- _Exercise goal_:
Write out every entry once more, character for character.

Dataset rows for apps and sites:
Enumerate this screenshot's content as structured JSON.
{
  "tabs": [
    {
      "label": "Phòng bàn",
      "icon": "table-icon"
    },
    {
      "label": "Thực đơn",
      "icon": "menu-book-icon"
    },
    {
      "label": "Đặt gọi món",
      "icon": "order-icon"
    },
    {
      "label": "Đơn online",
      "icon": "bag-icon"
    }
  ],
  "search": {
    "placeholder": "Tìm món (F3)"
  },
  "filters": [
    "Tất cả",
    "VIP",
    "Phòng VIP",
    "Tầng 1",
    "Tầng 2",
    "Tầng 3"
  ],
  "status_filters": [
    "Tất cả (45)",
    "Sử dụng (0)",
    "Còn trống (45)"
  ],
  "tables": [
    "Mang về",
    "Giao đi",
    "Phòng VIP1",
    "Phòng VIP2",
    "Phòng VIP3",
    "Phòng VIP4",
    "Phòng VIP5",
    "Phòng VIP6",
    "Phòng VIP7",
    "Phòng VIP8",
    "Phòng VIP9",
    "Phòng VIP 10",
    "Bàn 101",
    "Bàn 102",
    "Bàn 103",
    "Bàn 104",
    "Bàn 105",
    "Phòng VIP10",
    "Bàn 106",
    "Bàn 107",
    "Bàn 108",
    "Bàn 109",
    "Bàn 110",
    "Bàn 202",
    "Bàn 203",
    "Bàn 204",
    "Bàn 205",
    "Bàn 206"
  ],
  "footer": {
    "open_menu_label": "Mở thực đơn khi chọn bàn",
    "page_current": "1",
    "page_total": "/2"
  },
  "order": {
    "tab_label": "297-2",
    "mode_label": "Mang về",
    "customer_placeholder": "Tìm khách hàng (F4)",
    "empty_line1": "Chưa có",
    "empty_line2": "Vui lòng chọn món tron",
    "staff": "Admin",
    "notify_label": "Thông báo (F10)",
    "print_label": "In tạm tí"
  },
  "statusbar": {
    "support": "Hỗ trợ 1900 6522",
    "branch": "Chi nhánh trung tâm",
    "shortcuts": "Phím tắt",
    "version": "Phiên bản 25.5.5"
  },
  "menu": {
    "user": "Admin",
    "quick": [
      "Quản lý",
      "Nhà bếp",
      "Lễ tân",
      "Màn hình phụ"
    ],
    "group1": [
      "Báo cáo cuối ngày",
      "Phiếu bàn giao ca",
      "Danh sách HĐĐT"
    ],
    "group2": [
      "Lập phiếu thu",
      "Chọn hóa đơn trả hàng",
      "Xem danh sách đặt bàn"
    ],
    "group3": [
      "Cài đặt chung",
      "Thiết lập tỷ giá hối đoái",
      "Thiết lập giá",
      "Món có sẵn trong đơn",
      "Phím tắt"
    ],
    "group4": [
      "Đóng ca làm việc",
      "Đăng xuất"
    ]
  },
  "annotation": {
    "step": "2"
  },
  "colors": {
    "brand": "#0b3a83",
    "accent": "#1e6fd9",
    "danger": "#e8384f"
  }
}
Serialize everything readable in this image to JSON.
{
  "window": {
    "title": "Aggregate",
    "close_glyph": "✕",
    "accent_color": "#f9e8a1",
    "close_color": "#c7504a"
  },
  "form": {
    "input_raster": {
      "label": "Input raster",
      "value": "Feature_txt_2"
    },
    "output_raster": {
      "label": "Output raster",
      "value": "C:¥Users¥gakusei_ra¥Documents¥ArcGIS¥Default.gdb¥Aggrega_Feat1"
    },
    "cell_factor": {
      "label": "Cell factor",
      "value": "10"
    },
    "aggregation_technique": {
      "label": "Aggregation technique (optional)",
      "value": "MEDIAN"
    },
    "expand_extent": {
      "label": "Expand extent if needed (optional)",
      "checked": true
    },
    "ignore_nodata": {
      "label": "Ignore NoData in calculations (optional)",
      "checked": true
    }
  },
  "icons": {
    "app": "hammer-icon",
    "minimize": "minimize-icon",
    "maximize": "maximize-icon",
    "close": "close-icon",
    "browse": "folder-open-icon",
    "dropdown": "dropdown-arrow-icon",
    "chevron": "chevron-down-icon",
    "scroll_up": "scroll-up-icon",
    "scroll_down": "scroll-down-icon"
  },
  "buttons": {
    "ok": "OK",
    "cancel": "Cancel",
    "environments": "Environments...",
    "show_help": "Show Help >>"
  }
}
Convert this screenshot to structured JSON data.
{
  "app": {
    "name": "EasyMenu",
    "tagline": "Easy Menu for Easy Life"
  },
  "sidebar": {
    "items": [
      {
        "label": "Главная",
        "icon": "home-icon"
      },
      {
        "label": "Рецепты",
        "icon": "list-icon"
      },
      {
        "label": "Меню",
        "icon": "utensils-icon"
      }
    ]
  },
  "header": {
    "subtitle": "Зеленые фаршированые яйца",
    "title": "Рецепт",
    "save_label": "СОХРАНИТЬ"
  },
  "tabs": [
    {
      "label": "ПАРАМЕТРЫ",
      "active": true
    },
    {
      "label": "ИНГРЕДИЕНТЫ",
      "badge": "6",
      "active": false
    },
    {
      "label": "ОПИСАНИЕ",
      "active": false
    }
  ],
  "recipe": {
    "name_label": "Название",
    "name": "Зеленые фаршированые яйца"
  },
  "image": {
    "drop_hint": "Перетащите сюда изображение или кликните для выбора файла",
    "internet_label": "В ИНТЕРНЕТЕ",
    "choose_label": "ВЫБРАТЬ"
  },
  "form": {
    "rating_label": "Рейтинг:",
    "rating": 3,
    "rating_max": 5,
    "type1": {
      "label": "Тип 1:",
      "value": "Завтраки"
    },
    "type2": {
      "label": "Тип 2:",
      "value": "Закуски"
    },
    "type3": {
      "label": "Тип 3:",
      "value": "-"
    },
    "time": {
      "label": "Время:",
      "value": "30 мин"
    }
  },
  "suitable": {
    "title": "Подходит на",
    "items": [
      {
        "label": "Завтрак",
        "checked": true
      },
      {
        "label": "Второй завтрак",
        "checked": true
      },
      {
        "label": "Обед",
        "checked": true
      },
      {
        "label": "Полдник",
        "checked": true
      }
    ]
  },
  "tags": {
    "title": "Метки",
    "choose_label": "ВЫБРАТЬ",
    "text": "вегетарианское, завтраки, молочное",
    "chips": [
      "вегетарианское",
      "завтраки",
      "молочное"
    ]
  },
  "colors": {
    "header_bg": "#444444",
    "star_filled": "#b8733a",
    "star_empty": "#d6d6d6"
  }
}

- _Solution for this problem_:
Enumerate this screenshot's content as structured JSON.
{
  "tabs": [
    {
      "label": "Phòng bàn",
      "icon": "table-icon"
    },
    {
      "label": "Thực đơn",
      "icon": "menu-book-icon"
    },
    {
      "label": "Đặt gọi món",
      "icon": "order-icon"
    },
    {
      "label": "Đơn online",
      "icon": "bag-icon"
    }
  ],
  "search": {
    "placeholder": "Tìm món (F3)"
  },
  "filters": [
    "Tất cả",
    "VIP",
    "Phòng VIP",
    "Tầng 1",
    "Tầng 2",
    "Tầng 3"
  ],
  "status_filters": [
    "Tất cả (45)",
    "Sử dụng (0)",
    "Còn trống (45)"
  ],
  "tables": [
    "Mang về",
    "Giao đi",
    "Phòng VIP1",
    "Phòng VIP2",
    "Phòng VIP3",
    "Phòng VIP4",
    "Phòng VIP5",
    "Phòng VIP6",
    "Phòng VIP7",
    "Phòng VIP8",
    "Phòng VIP9",
    "Phòng VIP 10",
    "Bàn 101",
    "Bàn 102",
    "Bàn 103",
    "Bàn 104",
    "Bàn 105",
    "Phòng VIP10",
    "Bàn 106",
    "Bàn 107",
    "Bàn 108",
    "Bàn 109",
    "Bàn 110",
    "Bàn 202",
    "Bàn 203",
    "Bàn 204",
    "Bàn 205",
    "Bàn 206"
  ],
  "footer": {
    "open_menu_label": "Mở thực đơn khi chọn bàn",
    "page_current": "1",
    "page_total": "/2"
  },
  "order": {
    "tab_label": "297-2",
    "mode_label": "Mang về",
    "customer_placeholder": "Tìm khách hàng (F4)",
    "empty_line1": "Chưa có",
    "empty_line2": "Vui lòng chọn món tron",
    "staff": "Admin",
    "notify_label": "Thông báo (F10)",
    "print_label": "In tạm tí"
  },
  "statusbar": {
    "support": "Hỗ trợ 1900 6522",
    "branch": "Chi nhánh trung tâm",
    "shortcuts": "Phím tắt",
    "version": "Phiên bản 25.5.5"
  },
  "menu": {
    "user": "Admin",
    "quick": [
      "Quản lý",
      "Nhà bếp",
      "Lễ tân",
      "Màn hình phụ"
    ],
    "group1": [
      "Báo cáo cuối ngày",
      "Phiếu bàn giao ca",
      "Danh sách HĐĐT"
    ],
    "group2": [
      "Lập phiếu thu",
      "Chọn hóa đơn trả hàng",
      "Xem danh sách đặt bàn"
    ],
    "group3": [
      "Cài đặt chung",
      "Thiết lập tỷ giá hối đoái",
      "Thiết lập giá",
      "Món có sẵn trong đơn",
      "Phím tắt"
    ],
    "group4": [
      "Đóng ca làm việc",
      "Đăng xuất"
    ]
  },
  "annotation": {
    "step": "2"
  },
  "colors": {
    "brand": "#0b3a83",
    "accent": "#1e6fd9",
    "danger": "#e8384f"
  }
}
Serialize everything readable in this image to JSON.
{
  "window": {
    "title": "Aggregate",
    "close_glyph": "✕",
    "accent_color": "#f9e8a1",
    "close_color": "#c7504a"
  },
  "form": {
    "input_raster": {
      "label": "Input raster",
      "value": "Feature_txt_2"
    },
    "output_raster": {
      "label": "Output raster",
      "value": "C:¥Users¥gakusei_ra¥Documents¥ArcGIS¥Default.gdb¥Aggrega_Feat1"
    },
    "cell_factor": {
      "label": "Cell factor",
      "value": "10"
    },
    "aggregation_technique": {
      "label": "Aggregation technique (optional)",
      "value": "MEDIAN"
    },
    "expand_extent": {
      "label": "Expand extent if needed (optional)",
      "checked": true
    },
    "ignore_nodata": {
      "label": "Ignore NoData in calculations (optional)",
      "checked": true
    }
  },
  "icons": {
    "app": "hammer-icon",
    "minimize": "minimize-icon",
    "maximize": "maximize-icon",
    "close": "close-icon",
    "browse": "folder-open-icon",
    "dropdown": "dropdown-arrow-icon",
    "chevron": "chevron-down-icon",
    "scroll_up": "scroll-up-icon",
    "scroll_down": "scroll-down-icon"
  },
  "buttons": {
    "ok": "OK",
    "cancel": "Cancel",
    "environments": "Environments...",
    "show_help": "Show Help >>"
  }
}
Convert this screenshot to structured JSON data.
{
  "app": {
    "name": "EasyMenu",
    "tagline": "Easy Menu for Easy Life"
  },
  "sidebar": {
    "items": [
      {
        "label": "Главная",
        "icon": "home-icon"
      },
      {
        "label": "Рецепты",
        "icon": "list-icon"
      },
      {
        "label": "Меню",
        "icon": "utensils-icon"
      }
    ]
  },
  "header": {
    "subtitle": "Зеленые фаршированые яйца",
    "title": "Рецепт",
    "save_label": "СОХРАНИТЬ"
  },
  "tabs": [
    {
      "label": "ПАРАМЕТРЫ",
      "active": true
    },
    {
      "label": "ИНГРЕДИЕНТЫ",
      "badge": "6",
      "active": false
    },
    {
      "label": "ОПИСАНИЕ",
      "active": false
    }
  ],
  "recipe": {
    "name_label": "Название",
    "name": "Зеленые фаршированые яйца"
  },
  "image": {
    "drop_hint": "Перетащите сюда изображение или кликните для выбора файла",
    "internet_label": "В ИНТЕРНЕТЕ",
    "choose_label": "ВЫБРАТЬ"
  },
  "form": {
    "rating_label": "Рейтинг:",
    "rating": 3,
    "rating_max": 5,
    "type1": {
      "label": "Тип 1:",
      "value": "Завтраки"
    },
    "type2": {
      "label": "Тип 2:",
      "value": "Закуски"
    },
    "type3": {
      "label": "Тип 3:",
      "value": "-"
    },
    "time": {
      "label": "Время:",
      "value": "30 мин"
    }
  },
  "suitable": {
    "title": "Подходит на",
    "items": [
      {
        "label": "Завтрак",
        "checked": true
      },
      {
        "label": "Второй завтрак",
        "checked": true
      },
      {
        "label": "Обед",
        "checked": true
      },
      {
        "label": "Полдник",
        "checked": true
      }
    ]
  },
  "tags": {
    "title": "Метки",
    "choose_label": "ВЫБРАТЬ",
    "text": "вегетарианское, завтраки, молочное",
    "chips": [
      "вегетарианское",
      "завтраки",
      "молочное"
    ]
  },
  "colors": {
    "header_bg": "#444444",
    "star_filled": "#b8733a",
    "star_empty": "#d6d6d6"
  }
}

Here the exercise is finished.